Reviews of One

“surfer/photographer joe curren’s first photo book collects together his most treasured images from destinations like Ireland, Taiwan, and West Africa. A true natural, Curren evokes the raw feeling of searching for waves, beauty and humanity”

–surfing magazine

“if joe curren could photograph himself surfing, you would have the complete package. Stylish in all respects, Joe is equal parts surfer, photographer, traveler and writer.”

–surfer magazine

“joe’s reliving the whole essence. He’s beeen good about showing the best side of things. It’s almost a little tortuous in some sense because you wish you were doing it or being a part of it. Everyone thinks they’re a poet or an artist and it’s not really that way. That’s where it’s nice [Joe’s work]—it comes from a humble presence. Joe doesn’t say anything he just goes about and does it. That speaks louder to me than anything.”

–art brewer, photographer

rather than a blinkered rush to the beach, Joe’s trips often veer far off the coast to some esoteric backroads that may or may not result in a great wave but always create an emotional connection. He captures the primal stoke together with the inherent solitude and occasional isolation that comes from constantly searching out the remote ragged edges of our watery planet. Harkening back to the travelogue exhibitions of Burton Holmes, Curren offers “a beautiful way around the world” through a generous viewfinder.

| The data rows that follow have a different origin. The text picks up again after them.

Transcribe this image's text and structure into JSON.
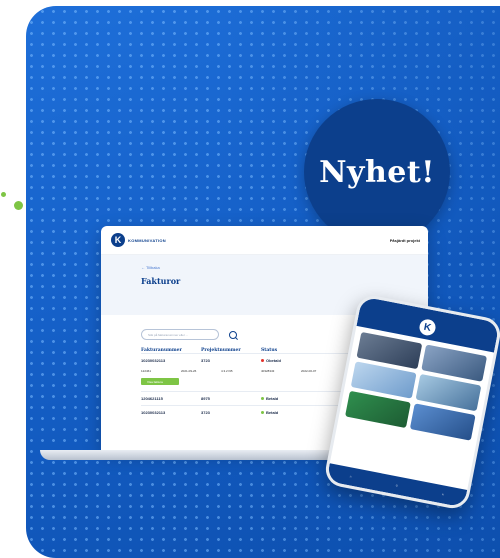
{
  "badge": {
    "text": "Nyhet!"
  },
  "laptop": {
    "brand": "KOMMUNIVATION",
    "menu_label": "Påsjärdt projekt",
    "back_label": "← Tillbaka",
    "page_title": "Fakturor",
    "search_placeholder": "Sök på fakturanummer eller ...",
    "columns": [
      "Fakturanummer",
      "Projektnummer",
      "Status"
    ],
    "rows": [
      {
        "invoice": "10230032113",
        "project": "3723",
        "status": "Obetald",
        "status_color": "#e4322b"
      },
      {
        "invoice": "1204621115",
        "project": "8975",
        "status": "Betald",
        "status_color": "#7ec545"
      },
      {
        "invoice": "10230032113",
        "project": "3723",
        "status": "Betald",
        "status_color": "#7ec545"
      }
    ],
    "detail_values": [
      "122461",
      "2021-09-26",
      "4.3.2 KB",
      "40328343",
      "2022-00-07"
    ],
    "detail_button": "Visa faktura"
  },
  "phone": {
    "logo": "K",
    "cards": [
      "",
      "",
      "",
      "",
      "",
      ""
    ],
    "nav": [
      "",
      "",
      ""
    ]
  },
  "colors": {
    "accent": "#0c3f8c",
    "brand_blue": "#1560c8",
    "green": "#7ec545",
    "red": "#e4322b"
  }
}
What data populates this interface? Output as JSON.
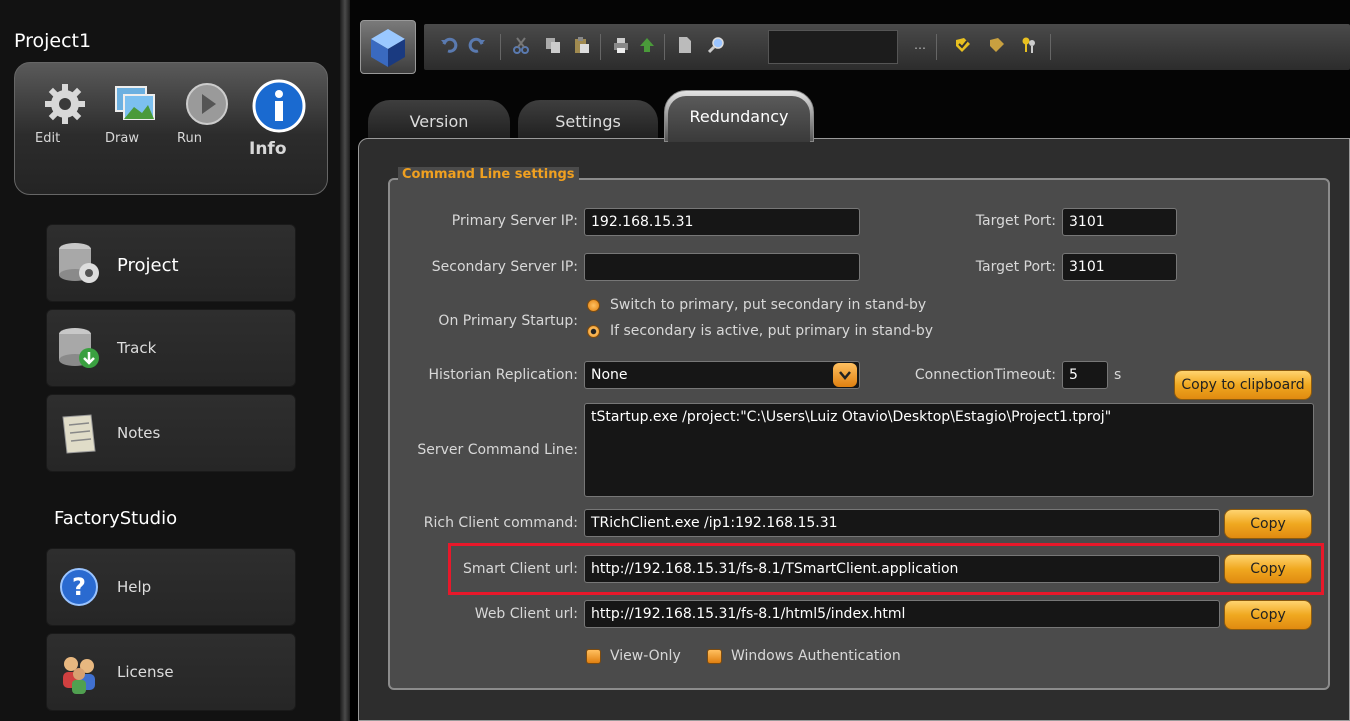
{
  "sidebar": {
    "project_title": "Project1",
    "modes": [
      {
        "label": "Edit",
        "icon": "gear-icon"
      },
      {
        "label": "Draw",
        "icon": "picture-icon"
      },
      {
        "label": "Run",
        "icon": "play-icon"
      },
      {
        "label": "Info",
        "icon": "info-icon"
      }
    ],
    "items": [
      {
        "label": "Project",
        "icon": "database-gear-icon"
      },
      {
        "label": "Track",
        "icon": "database-download-icon"
      },
      {
        "label": "Notes",
        "icon": "notepad-icon"
      }
    ],
    "factory_title": "FactoryStudio",
    "items2": [
      {
        "label": "Help",
        "icon": "help-icon"
      },
      {
        "label": "License",
        "icon": "users-icon"
      }
    ]
  },
  "tabs": [
    "Version",
    "Settings",
    "Redundancy"
  ],
  "group_title": "Command Line settings",
  "form": {
    "primary_ip_label": "Primary Server IP:",
    "primary_ip_value": "192.168.15.31",
    "secondary_ip_label": "Secondary Server IP:",
    "secondary_ip_value": "",
    "target_port_label": "Target Port:",
    "target_port1": "3101",
    "target_port2": "3101",
    "startup_label": "On Primary Startup:",
    "startup_opt1": "Switch to primary, put secondary in stand-by",
    "startup_opt2": "If secondary is active, put primary in stand-by",
    "historian_label": "Historian Replication:",
    "historian_value": "None",
    "timeout_label": "ConnectionTimeout:",
    "timeout_value": "5",
    "timeout_unit": "s",
    "copy_clipboard": "Copy to clipboard",
    "server_cmd_label": "Server Command Line:",
    "server_cmd_value": "tStartup.exe /project:\"C:\\Users\\Luiz Otavio\\Desktop\\Estagio\\Project1.tproj\"",
    "rich_label": "Rich Client command:",
    "rich_value": "TRichClient.exe  /ip1:192.168.15.31",
    "smart_label": "Smart Client url:",
    "smart_value": "http://192.168.15.31/fs-8.1/TSmartClient.application",
    "web_label": "Web Client url:",
    "web_value": "http://192.168.15.31/fs-8.1/html5/index.html",
    "copy": "Copy",
    "view_only": "View-Only",
    "windows_auth": "Windows Authentication"
  },
  "colors": {
    "accent": "#f0a020",
    "highlight": "#e8182a"
  }
}
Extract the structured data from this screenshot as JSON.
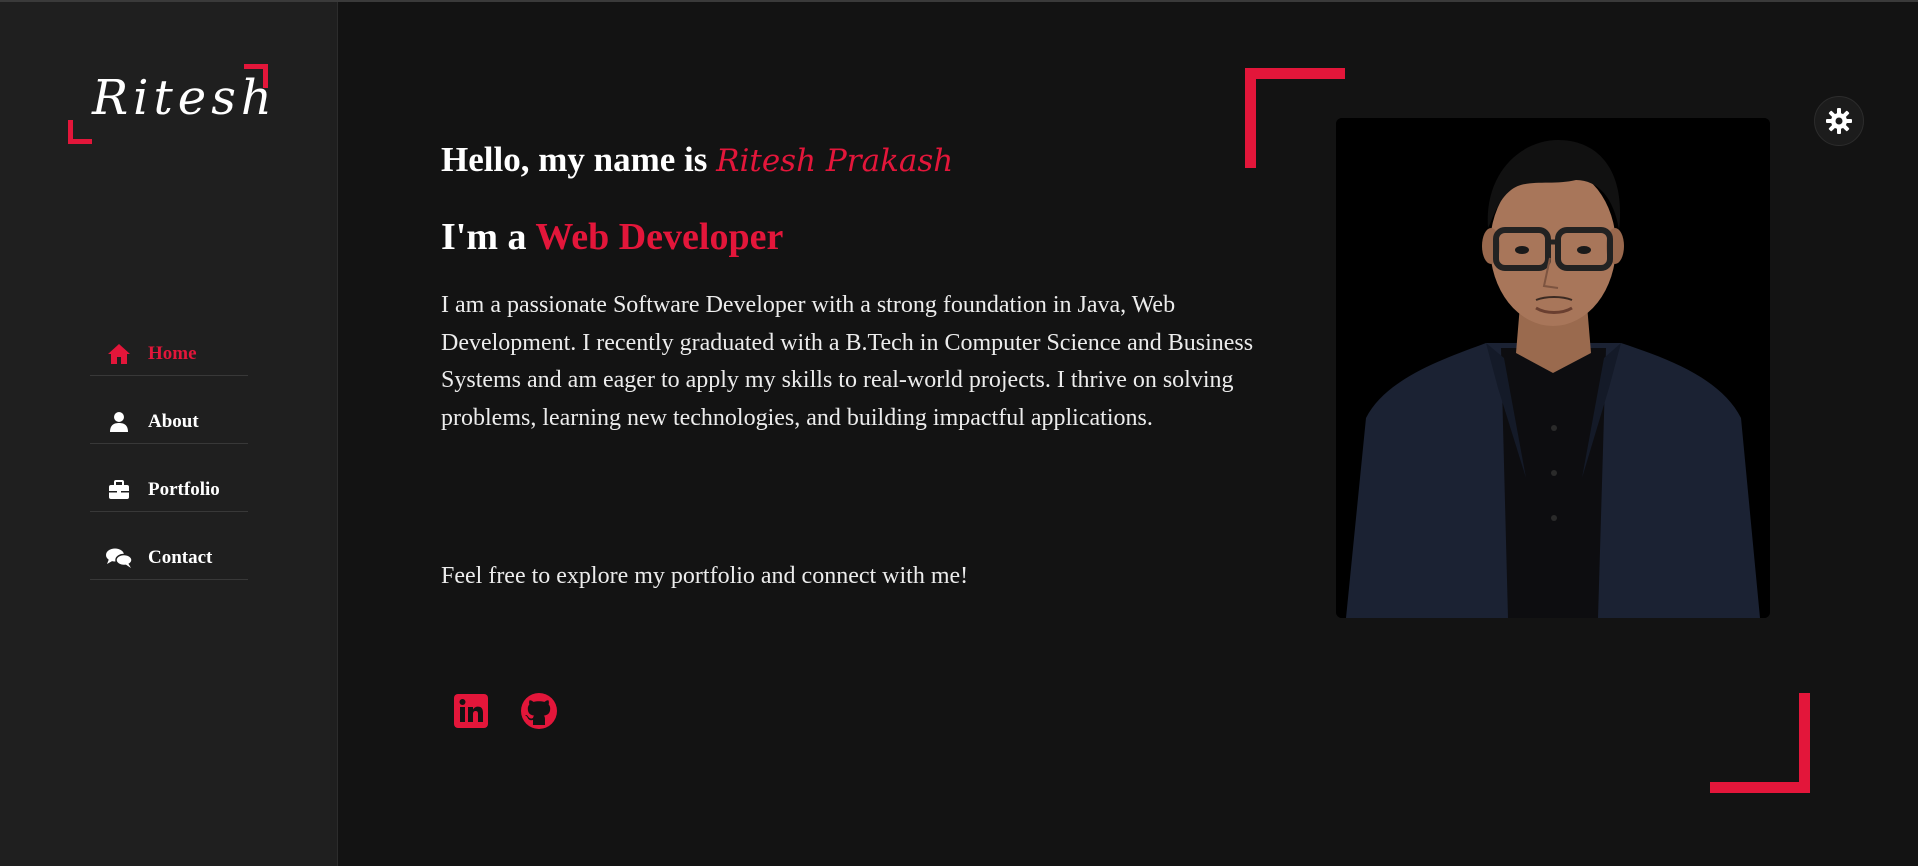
{
  "logo": {
    "text": "Ritesh"
  },
  "nav": {
    "items": [
      {
        "label": "Home",
        "icon": "home-icon",
        "active": true
      },
      {
        "label": "About",
        "icon": "user-icon",
        "active": false
      },
      {
        "label": "Portfolio",
        "icon": "briefcase-icon",
        "active": false
      },
      {
        "label": "Contact",
        "icon": "chat-icon",
        "active": false
      }
    ]
  },
  "hero": {
    "greeting_prefix": "Hello, my name is ",
    "name": "Ritesh Prakash",
    "role_prefix": "I'm a ",
    "role": "Web Developer",
    "bio": "I am a passionate Software Developer with a strong foundation in Java, Web Development. I recently graduated with a B.Tech in Computer Science and Business Systems and am eager to apply my skills to real-world projects. I thrive on solving problems, learning new technologies, and building impactful applications.",
    "cta": "Feel free to explore my portfolio and connect with me!"
  },
  "socials": [
    {
      "icon": "linkedin-icon"
    },
    {
      "icon": "github-icon"
    }
  ],
  "theme_toggle": {
    "icon": "gear-icon"
  },
  "colors": {
    "accent": "#e3163a",
    "background": "#131313",
    "sidebar": "#1f1f1f"
  }
}
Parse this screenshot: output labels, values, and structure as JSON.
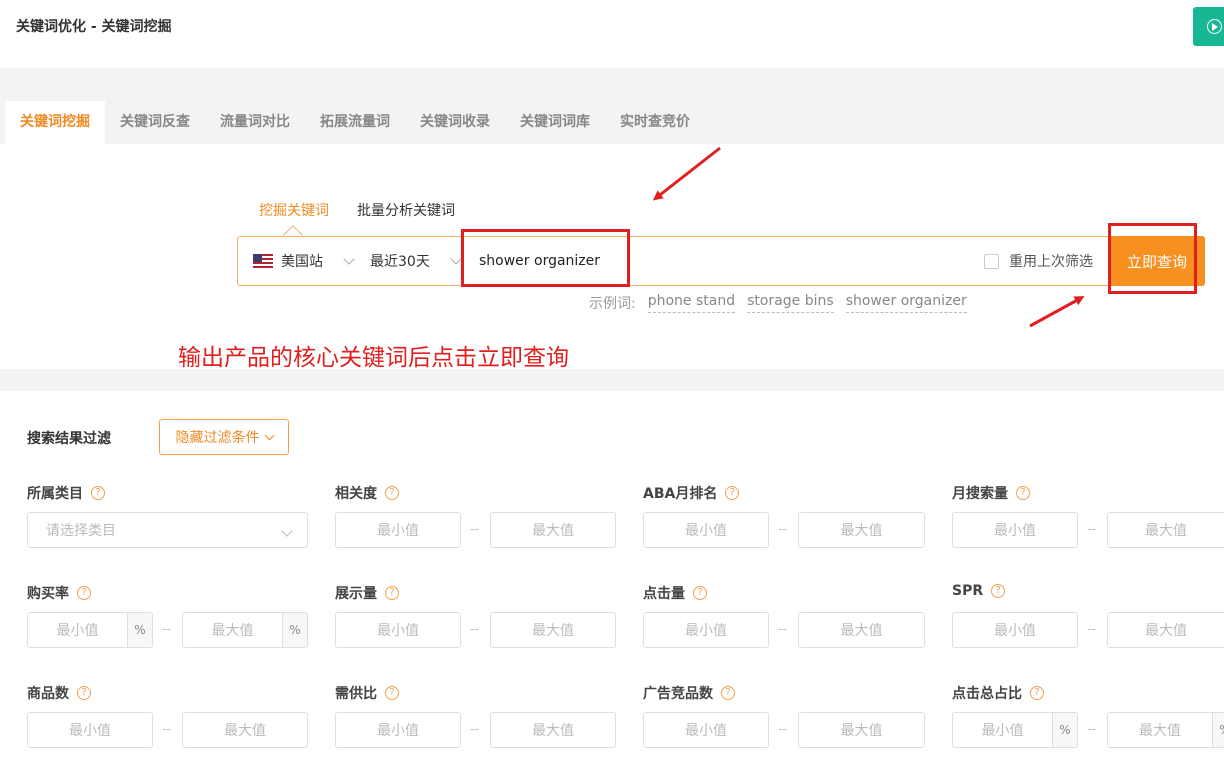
{
  "header": {
    "title": "关键词优化 - 关键词挖掘"
  },
  "tabs": [
    "关键词挖掘",
    "关键词反查",
    "流量词对比",
    "拓展流量词",
    "关键词收录",
    "关键词词库",
    "实时查竞价"
  ],
  "search": {
    "subtabs": [
      "挖掘关键词",
      "批量分析关键词"
    ],
    "site": "美国站",
    "range": "最近30天",
    "keyword": "shower organizer",
    "reuse_label": "重用上次筛选",
    "query_button": "立即查询",
    "examples_label": "示例词:",
    "examples": [
      "phone stand",
      "storage bins",
      "shower organizer"
    ]
  },
  "instruction": "输出产品的核心关键词后点击立即查询",
  "filter": {
    "title": "搜索结果过滤",
    "hide_button": "隐藏过滤条件",
    "min_placeholder": "最小值",
    "max_placeholder": "最大值",
    "category_placeholder": "请选择类目",
    "percent": "%",
    "dash": "--",
    "question": "?",
    "labels": [
      "所属类目",
      "相关度",
      "ABA月排名",
      "月搜索量",
      "购买率",
      "展示量",
      "点击量",
      "SPR",
      "商品数",
      "需供比",
      "广告竞品数",
      "点击总占比"
    ]
  },
  "colors": {
    "accent": "#f7901e",
    "annotation": "#e02020",
    "corner_button": "#17b794"
  }
}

–steve barilotti, field editor, surfer magazine

“joe’s photography is deft and simple like his surfing. When Curren rides a wave it’s graceful to watch and easy to enjoy like his photographs of the far off lands he has searched for peeling waves. Like his father Pat before him, Joe prefers the road less travelled. He enjoys the beauty of nature and immersing himself in it—looking for waves and taking photos are his way of doing this.”

–andrew kidman, artist

“for me, the images create a contemplative silence out of the clutter and complexity of travel. They speak of the subtle forgotten moments of life—things, people, places you see and enjoy but forget or neglect to record in journals and photos or when you return and your friends only have time for a three sentence summary. The style is cohesive yet not overbearing or formulaic, but rather inviting, calming, intriguing. The images seem to conversationally ask questions rather than provide concrete solutions. And finally, the collection does the work of the poet, telling in 10 words rather than the novelists in 10,000—reducing, simplifying and deepening, inspiring. The long and the short of it … I dig it.”

–chris orwig, faculty, brooks institute of photography